Copy the records word for word, omitting all pictures.

▸ **Items from an interface collection**
# # #
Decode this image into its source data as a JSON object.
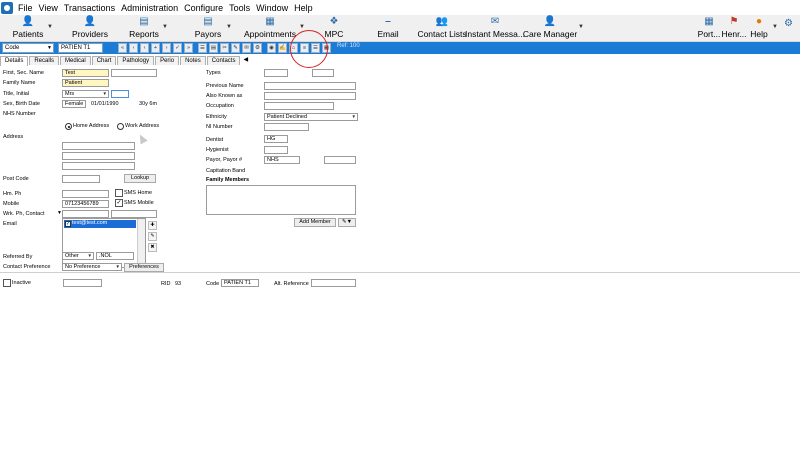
{
  "menu": [
    "File",
    "View",
    "Transactions",
    "Administration",
    "Configure",
    "Tools",
    "Window",
    "Help"
  ],
  "toolbar": {
    "patients": "Patients",
    "providers": "Providers",
    "reports": "Reports",
    "payors": "Payors",
    "appointments": "Appointments",
    "mpc": "MPC",
    "email": "Email",
    "contact_lists": "Contact Lists",
    "instant_messaging": "Instant Messa...",
    "care_manager": "Care Manager",
    "port": "Port...",
    "henr": "Henr...",
    "help": "Help"
  },
  "patient_toolbar": {
    "code_label": "Code",
    "code_value": "PATIEN T1",
    "icons": [
      "«",
      "‹",
      "‹",
      "+",
      "›",
      "✓",
      "»",
      "☰",
      "▤",
      "✂",
      "✎",
      "✉",
      "⚙",
      "◉",
      "✍",
      "⌂",
      "≡",
      "☰",
      "▦"
    ],
    "tag": "Ref: 100"
  },
  "tabs": [
    "Details",
    "Recalls",
    "Medical",
    "Chart",
    "Pathology",
    "Perio",
    "Notes",
    "Contacts"
  ],
  "form": {
    "first_sec_name_label": "First, Sec. Name",
    "first_name": "Test",
    "second_name": "",
    "family_name_label": "Family Name",
    "family_name": "Patient",
    "title_initial_label": "Title, Initial",
    "title": "Mrs",
    "initial": "",
    "sex_birth_label": "Sex, Birth Date",
    "sex": "Female",
    "birth_date": "01/01/1990",
    "age": "30y 6m",
    "nhs_label": "NHS Number",
    "nhs_number": "",
    "home_address": "Home Address",
    "work_address": "Work Address",
    "address_label": "Address",
    "address_1": "",
    "address_2": "",
    "address_3": "",
    "post_code_label": "Post Code",
    "post_code": "",
    "lookup": "Lookup",
    "hm_ph_label": "Hm. Ph",
    "hm_ph": "",
    "sms_home": "SMS Home",
    "mobile_label": "Mobile",
    "mobile": "07123456789",
    "sms_mobile": "SMS Mobile",
    "wrk_ph_label": "Wrk. Ph, Contact",
    "wrk_ph": "",
    "contact": "",
    "email_label": "Email",
    "email": "test@test.com",
    "referred_by_label": "Referred By",
    "referred_by": "Other",
    "referred_by_code": ".NOL",
    "contact_pref_label": "Contact Preference",
    "contact_pref": "No Preference",
    "preferences": "Preferences",
    "types_label": "Types",
    "previous_name_label": "Previous Name",
    "also_known_label": "Also Known as",
    "occupation_label": "Occupation",
    "ethnicity_label": "Ethnicity",
    "ethnicity": "Patient Declined",
    "ni_label": "NI Number",
    "dentist_label": "Dentist",
    "dentist": "HG",
    "hygienist_label": "Hygienist",
    "hygienist": "",
    "payor_label": "Payor, Payor #",
    "payor": "NHS",
    "payor_number": "",
    "capitation_label": "Capitation Band",
    "family_members_label": "Family Members",
    "add_member": "Add Member",
    "inactive": "Inactive",
    "rid_label": "RID",
    "rid_value": "93",
    "code_label": "Code",
    "code_value": "PATIEN T1",
    "alt_ref_label": "Alt. Reference"
  }
}
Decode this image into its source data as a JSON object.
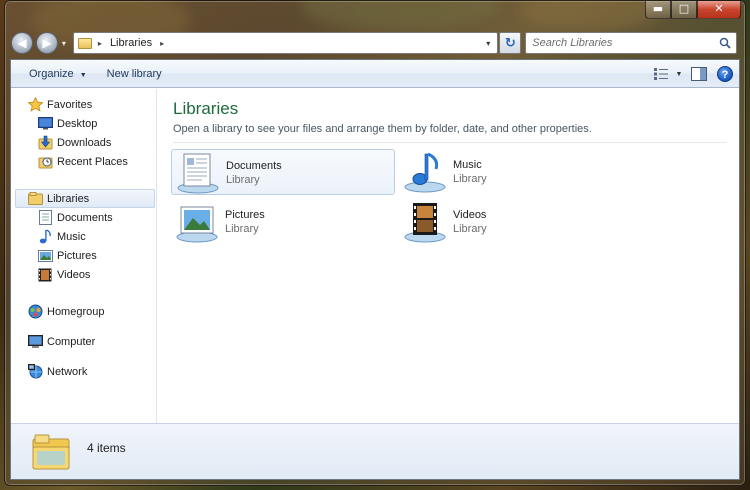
{
  "window": {
    "caption": {
      "minimize": "▬",
      "maximize": "□",
      "close": "✕"
    }
  },
  "navigation": {
    "back_arrow": "◀",
    "forward_arrow": "▶",
    "history_caret": "▾",
    "address": {
      "segments": [
        "Libraries"
      ],
      "separator": "▸",
      "dropdown": "▾"
    },
    "refresh_glyph": "↻",
    "search": {
      "placeholder": "Search Libraries"
    }
  },
  "toolbar": {
    "organize_label": "Organize",
    "organize_caret": "▼",
    "new_library_label": "New library",
    "view_caret": "▼",
    "help_label": "?"
  },
  "sidebar": {
    "favorites": {
      "header": "Favorites",
      "items": [
        {
          "label": "Desktop",
          "icon": "desktop-icon"
        },
        {
          "label": "Downloads",
          "icon": "downloads-icon"
        },
        {
          "label": "Recent Places",
          "icon": "recent-places-icon"
        }
      ]
    },
    "libraries": {
      "header": "Libraries",
      "items": [
        {
          "label": "Documents",
          "icon": "documents-icon"
        },
        {
          "label": "Music",
          "icon": "music-icon"
        },
        {
          "label": "Pictures",
          "icon": "pictures-icon"
        },
        {
          "label": "Videos",
          "icon": "videos-icon"
        }
      ]
    },
    "homegroup": "Homegroup",
    "computer": "Computer",
    "network": "Network"
  },
  "main": {
    "title": "Libraries",
    "subtitle": "Open a library to see your files and arrange them by folder, date, and other properties.",
    "libraries": [
      {
        "name": "Documents",
        "type": "Library",
        "icon": "documents-library-icon",
        "selected": true
      },
      {
        "name": "Music",
        "type": "Library",
        "icon": "music-library-icon",
        "selected": false
      },
      {
        "name": "Pictures",
        "type": "Library",
        "icon": "pictures-library-icon",
        "selected": false
      },
      {
        "name": "Videos",
        "type": "Library",
        "icon": "videos-library-icon",
        "selected": false
      }
    ]
  },
  "status": {
    "item_count": "4 items"
  },
  "colors": {
    "title_green": "#1e6b3a",
    "selection_border": "#b9cde5",
    "toolbar_text": "#1e395b"
  }
}
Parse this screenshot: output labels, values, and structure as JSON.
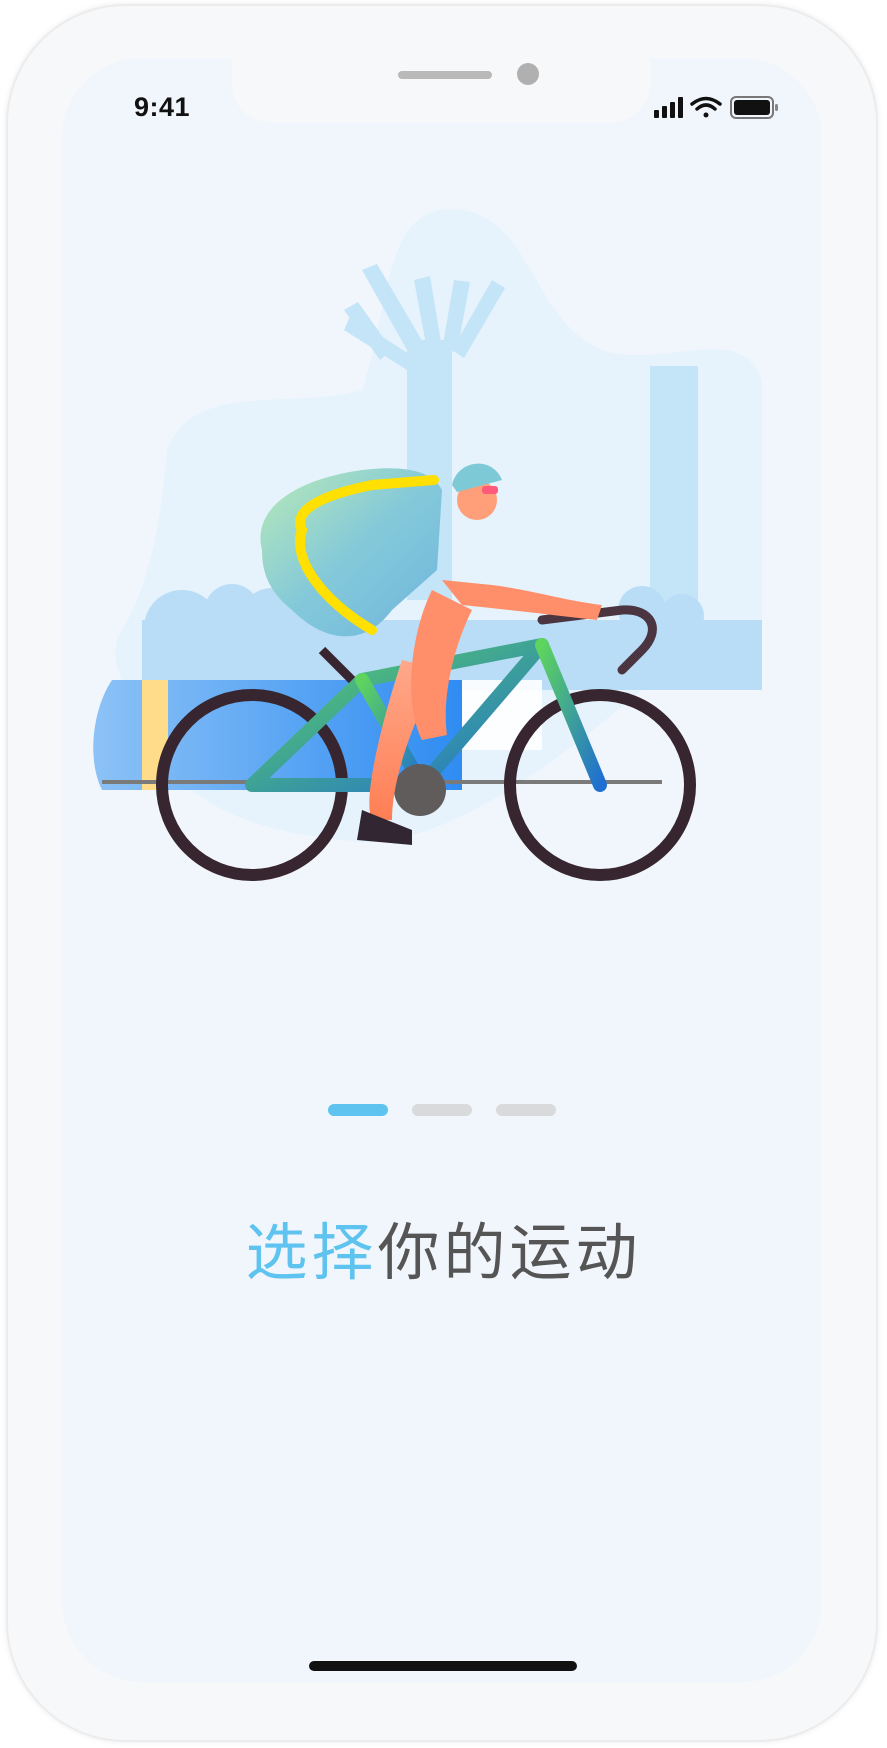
{
  "status_bar": {
    "time": "9:41",
    "icons": [
      "signal-icon",
      "wifi-icon",
      "battery-icon"
    ]
  },
  "onboarding": {
    "illustration": "cyclist-illustration",
    "pager": {
      "total": 3,
      "active_index": 0
    },
    "headline_accent": "选择",
    "headline_rest": "你的运动"
  },
  "colors": {
    "accent": "#5ec3ef",
    "text": "#555555",
    "screen_background": "#f1f6fd",
    "pager_inactive": "#d9dadc"
  }
}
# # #
▸ **Exercise output**
Decode this image into its source data as a JSON object.
{
  "menu": [
    "File",
    "View",
    "Transactions",
    "Administration",
    "Configure",
    "Tools",
    "Window",
    "Help"
  ],
  "toolbar": {
    "patients": "Patients",
    "providers": "Providers",
    "reports": "Reports",
    "payors": "Payors",
    "appointments": "Appointments",
    "mpc": "MPC",
    "email": "Email",
    "contact_lists": "Contact Lists",
    "instant_messaging": "Instant Messa...",
    "care_manager": "Care Manager",
    "port": "Port...",
    "henr": "Henr...",
    "help": "Help"
  },
  "patient_toolbar": {
    "code_label": "Code",
    "code_value": "PATIEN T1",
    "icons": [
      "«",
      "‹",
      "‹",
      "+",
      "›",
      "✓",
      "»",
      "☰",
      "▤",
      "✂",
      "✎",
      "✉",
      "⚙",
      "◉",
      "✍",
      "⌂",
      "≡",
      "☰",
      "▦"
    ],
    "tag": "Ref: 100"
  },
  "tabs": [
    "Details",
    "Recalls",
    "Medical",
    "Chart",
    "Pathology",
    "Perio",
    "Notes",
    "Contacts"
  ],
  "form": {
    "first_sec_name_label": "First, Sec. Name",
    "first_name": "Test",
    "second_name": "",
    "family_name_label": "Family Name",
    "family_name": "Patient",
    "title_initial_label": "Title, Initial",
    "title": "Mrs",
    "initial": "",
    "sex_birth_label": "Sex, Birth Date",
    "sex": "Female",
    "birth_date": "01/01/1990",
    "age": "30y 6m",
    "nhs_label": "NHS Number",
    "nhs_number": "",
    "home_address": "Home Address",
    "work_address": "Work Address",
    "address_label": "Address",
    "address_1": "",
    "address_2": "",
    "address_3": "",
    "post_code_label": "Post Code",
    "post_code": "",
    "lookup": "Lookup",
    "hm_ph_label": "Hm. Ph",
    "hm_ph": "",
    "sms_home": "SMS Home",
    "mobile_label": "Mobile",
    "mobile": "07123456789",
    "sms_mobile": "SMS Mobile",
    "wrk_ph_label": "Wrk. Ph, Contact",
    "wrk_ph": "",
    "contact": "",
    "email_label": "Email",
    "email": "test@test.com",
    "referred_by_label": "Referred By",
    "referred_by": "Other",
    "referred_by_code": ".NOL",
    "contact_pref_label": "Contact Preference",
    "contact_pref": "No Preference",
    "preferences": "Preferences",
    "types_label": "Types",
    "previous_name_label": "Previous Name",
    "also_known_label": "Also Known as",
    "occupation_label": "Occupation",
    "ethnicity_label": "Ethnicity",
    "ethnicity": "Patient Declined",
    "ni_label": "NI Number",
    "dentist_label": "Dentist",
    "dentist": "HG",
    "hygienist_label": "Hygienist",
    "hygienist": "",
    "payor_label": "Payor, Payor #",
    "payor": "NHS",
    "payor_number": "",
    "capitation_label": "Capitation Band",
    "family_members_label": "Family Members",
    "add_member": "Add Member",
    "inactive": "Inactive",
    "rid_label": "RID",
    "rid_value": "93",
    "code_label": "Code",
    "code_value": "PATIEN T1",
    "alt_ref_label": "Alt. Reference"
  }
}
Decode this image into its source data as a JSON object.
{
  "window": {
    "caption": {
      "minimize": "▬",
      "maximize": "□",
      "close": "✕"
    }
  },
  "navigation": {
    "back_arrow": "◀",
    "forward_arrow": "▶",
    "history_caret": "▾",
    "address": {
      "segments": [
        "Libraries"
      ],
      "separator": "▸",
      "dropdown": "▾"
    },
    "refresh_glyph": "↻",
    "search": {
      "placeholder": "Search Libraries"
    }
  },
  "toolbar": {
    "organize_label": "Organize",
    "organize_caret": "▼",
    "new_library_label": "New library",
    "view_caret": "▼",
    "help_label": "?"
  },
  "sidebar": {
    "favorites": {
      "header": "Favorites",
      "items": [
        {
          "label": "Desktop",
          "icon": "desktop-icon"
        },
        {
          "label": "Downloads",
          "icon": "downloads-icon"
        },
        {
          "label": "Recent Places",
          "icon": "recent-places-icon"
        }
      ]
    },
    "libraries": {
      "header": "Libraries",
      "items": [
        {
          "label": "Documents",
          "icon": "documents-icon"
        },
        {
          "label": "Music",
          "icon": "music-icon"
        },
        {
          "label": "Pictures",
          "icon": "pictures-icon"
        },
        {
          "label": "Videos",
          "icon": "videos-icon"
        }
      ]
    },
    "homegroup": "Homegroup",
    "computer": "Computer",
    "network": "Network"
  },
  "main": {
    "title": "Libraries",
    "subtitle": "Open a library to see your files and arrange them by folder, date, and other properties.",
    "libraries": [
      {
        "name": "Documents",
        "type": "Library",
        "icon": "documents-library-icon",
        "selected": true
      },
      {
        "name": "Music",
        "type": "Library",
        "icon": "music-library-icon",
        "selected": false
      },
      {
        "name": "Pictures",
        "type": "Library",
        "icon": "pictures-library-icon",
        "selected": false
      },
      {
        "name": "Videos",
        "type": "Library",
        "icon": "videos-library-icon",
        "selected": false
      }
    ]
  },
  "status": {
    "item_count": "4 items"
  },
  "colors": {
    "title_green": "#1e6b3a",
    "selection_border": "#b9cde5",
    "toolbar_text": "#1e395b"
  }
}
Parse this screenshot: output labels, values, and structure as JSON.
{
  "status_bar": {
    "time": "9:41",
    "icons": [
      "signal-icon",
      "wifi-icon",
      "battery-icon"
    ]
  },
  "onboarding": {
    "illustration": "cyclist-illustration",
    "pager": {
      "total": 3,
      "active_index": 0
    },
    "headline_accent": "选择",
    "headline_rest": "你的运动"
  },
  "colors": {
    "accent": "#5ec3ef",
    "text": "#555555",
    "screen_background": "#f1f6fd",
    "pager_inactive": "#d9dadc"
  }
}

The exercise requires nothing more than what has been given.